7:27 PM, Thursday July 22nd 2021
Starting with your organic forms, these are coming along pretty well. The lines are confident but there are a few things to keep an eye on:
I'm seeing alot of pinching and swelling here. Make sure you're sticking to the characteristics of a simple sausage as explained in the instructions. They're not that far off, but i think you're straying from them consistently enough that it looks like you weren't aware of this. Remember, sausages are supposed to be two balls connected by a tube of consistent width.
Your contour curves have their degrees all the same. Remember that, as discussed in the lesson 1 ellipses video that these should get wider as it moves away from the viewer along the sausage form.
Moving onto your insect constructions, overall I think you've done a pretty good job on them. I'm pleased to see that you're building these solid three dimensional forms in phases, defining how these forms sit in space and their relationships among one another. There are a few things I want to call out though.
Starting with this ant you showed, I've marked in red where you attempted to extend the silhouette by adding flat open shapes on its head.
Instead, if we want to change what's already there, we should introduce other three dimensional forms and establish the relationships between the additional masses either by defining the intersection with contour lines (as mentioned in lesson 2's form intersections) or by having them wrap around one another, where the presence of one form displaces the other.

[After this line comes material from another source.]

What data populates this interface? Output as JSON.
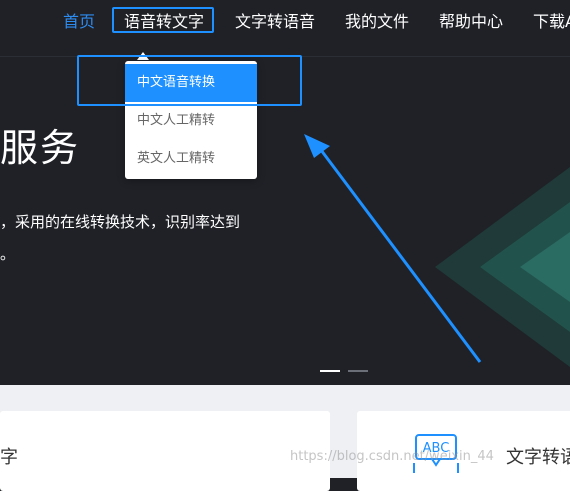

You can see this in practice in this beetle horn demo and this ant head demo.
I also recommend you look at the two demos on the top of the informal demos page, specifically the shrimp demo and lobster demo. These show how we can build up the insects in stages and see how the additional forms sit in space. This is all about accepting that everything we see is three dimensional and getting the viewer to believe in the lie we are trying to create.
Moving onto the topic of legs, I noticed you seemed to employ different strategies here. While not uncommon for students to be aware about the basic properties of the sausage method, but instead they decide not to adhere to them because the legs they're looking at don't actually look like a chain of sausages to them. In your case though, it seemed like you were aware but simply strayed alot.
These are challenges we must deal with because usually we have situations that lean too far on one side or the other, either something being solid but stiff, or gestural but flat. The sausage method as a base structure allows us to capture the solidity with the gestural nature of legs. Once in place, we can lay in additional masses to convey the complexities as shown here, here, this ant's leg, and even in this dog's leg. This'll become relevant coming into the next lesson.
Lastly, there is an issue with your line weight. Specifically, on this beetle and on this fly. I'm seeing heavier marks along their silhouette. Remember that line weight shouldn't be used loosely like that. It's a tool with a specific use, meant to be applied locally to clarify overlaps of one object over another.
While there is a good deal to keep in mind here, i think it's fine if i marked this as complete. Just make sure you're applying these principles moving forward.